**Task goal**
Pull out every line with the word "дней" from the entries below.

**Element data from apps and pages**
____________________
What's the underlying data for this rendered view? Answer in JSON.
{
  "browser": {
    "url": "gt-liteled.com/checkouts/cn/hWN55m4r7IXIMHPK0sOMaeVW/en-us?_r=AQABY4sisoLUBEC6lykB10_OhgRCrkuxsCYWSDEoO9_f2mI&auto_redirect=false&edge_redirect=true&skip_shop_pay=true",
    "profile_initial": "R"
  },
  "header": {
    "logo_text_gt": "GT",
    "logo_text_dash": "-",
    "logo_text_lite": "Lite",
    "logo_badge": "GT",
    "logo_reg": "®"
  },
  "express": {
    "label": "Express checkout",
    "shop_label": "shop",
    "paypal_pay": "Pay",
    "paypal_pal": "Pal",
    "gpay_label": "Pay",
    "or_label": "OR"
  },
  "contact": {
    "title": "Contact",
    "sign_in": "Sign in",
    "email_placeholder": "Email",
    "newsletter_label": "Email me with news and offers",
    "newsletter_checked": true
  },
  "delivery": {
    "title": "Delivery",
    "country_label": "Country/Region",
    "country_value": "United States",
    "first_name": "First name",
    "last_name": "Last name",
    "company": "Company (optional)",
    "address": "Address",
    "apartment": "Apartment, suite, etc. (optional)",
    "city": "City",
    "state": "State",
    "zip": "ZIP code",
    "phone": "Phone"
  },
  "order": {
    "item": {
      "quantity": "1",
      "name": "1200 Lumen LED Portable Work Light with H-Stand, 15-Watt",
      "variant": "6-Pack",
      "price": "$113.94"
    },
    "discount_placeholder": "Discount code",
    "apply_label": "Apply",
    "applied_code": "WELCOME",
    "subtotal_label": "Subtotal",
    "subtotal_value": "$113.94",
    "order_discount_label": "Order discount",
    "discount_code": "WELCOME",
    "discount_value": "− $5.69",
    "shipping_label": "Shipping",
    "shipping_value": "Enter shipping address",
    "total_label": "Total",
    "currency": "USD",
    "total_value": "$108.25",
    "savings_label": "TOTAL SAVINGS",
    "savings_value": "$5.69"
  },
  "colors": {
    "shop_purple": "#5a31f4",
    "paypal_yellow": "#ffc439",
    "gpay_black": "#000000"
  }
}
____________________
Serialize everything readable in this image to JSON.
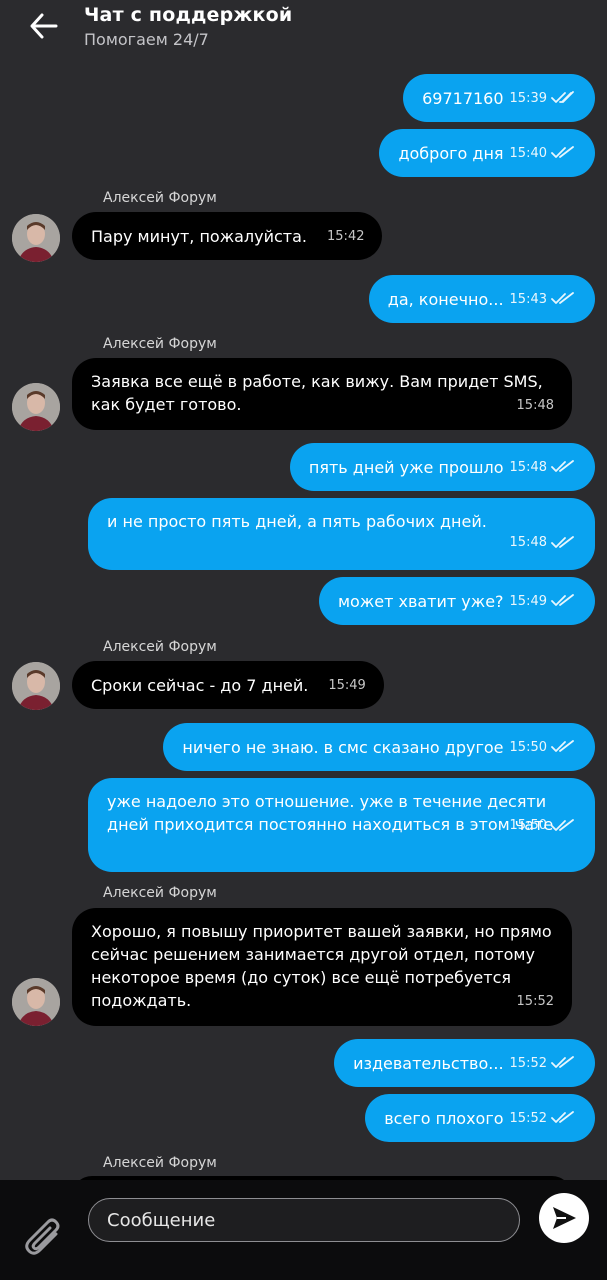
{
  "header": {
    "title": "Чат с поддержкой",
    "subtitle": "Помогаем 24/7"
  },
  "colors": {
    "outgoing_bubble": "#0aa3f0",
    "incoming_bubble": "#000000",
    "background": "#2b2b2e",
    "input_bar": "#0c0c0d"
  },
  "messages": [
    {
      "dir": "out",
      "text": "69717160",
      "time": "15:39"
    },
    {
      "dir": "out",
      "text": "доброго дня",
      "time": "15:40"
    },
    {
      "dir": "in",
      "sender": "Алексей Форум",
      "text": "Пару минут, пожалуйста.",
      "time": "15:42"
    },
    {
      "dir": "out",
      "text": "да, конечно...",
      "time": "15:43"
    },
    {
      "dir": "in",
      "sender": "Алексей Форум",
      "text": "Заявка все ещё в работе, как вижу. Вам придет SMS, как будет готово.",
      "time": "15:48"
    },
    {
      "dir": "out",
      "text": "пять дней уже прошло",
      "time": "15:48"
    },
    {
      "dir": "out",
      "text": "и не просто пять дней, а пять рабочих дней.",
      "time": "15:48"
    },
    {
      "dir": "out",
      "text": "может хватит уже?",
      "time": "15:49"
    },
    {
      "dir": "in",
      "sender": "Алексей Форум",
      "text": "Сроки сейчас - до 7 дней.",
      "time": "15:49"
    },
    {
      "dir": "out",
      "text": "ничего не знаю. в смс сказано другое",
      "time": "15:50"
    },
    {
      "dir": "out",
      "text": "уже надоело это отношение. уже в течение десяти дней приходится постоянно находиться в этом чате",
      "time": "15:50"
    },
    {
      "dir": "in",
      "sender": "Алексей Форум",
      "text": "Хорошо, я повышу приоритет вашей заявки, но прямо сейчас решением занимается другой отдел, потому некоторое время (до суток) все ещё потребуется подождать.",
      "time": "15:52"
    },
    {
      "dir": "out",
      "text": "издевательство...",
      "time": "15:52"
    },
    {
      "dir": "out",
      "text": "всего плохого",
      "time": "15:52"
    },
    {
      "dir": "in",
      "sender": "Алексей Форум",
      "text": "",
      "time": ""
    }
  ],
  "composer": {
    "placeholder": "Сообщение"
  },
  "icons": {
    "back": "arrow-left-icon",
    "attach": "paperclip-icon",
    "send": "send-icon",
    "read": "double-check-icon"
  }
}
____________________
**Response**
      "text": "пять дней уже прошло",
      "text": "и не просто пять дней, а пять рабочих дней.",
      "text": "Сроки сейчас - до 7 дней.",
      "text": "уже надоело это отношение. уже в течение десяти дней приходится постоянно находиться в этом чате",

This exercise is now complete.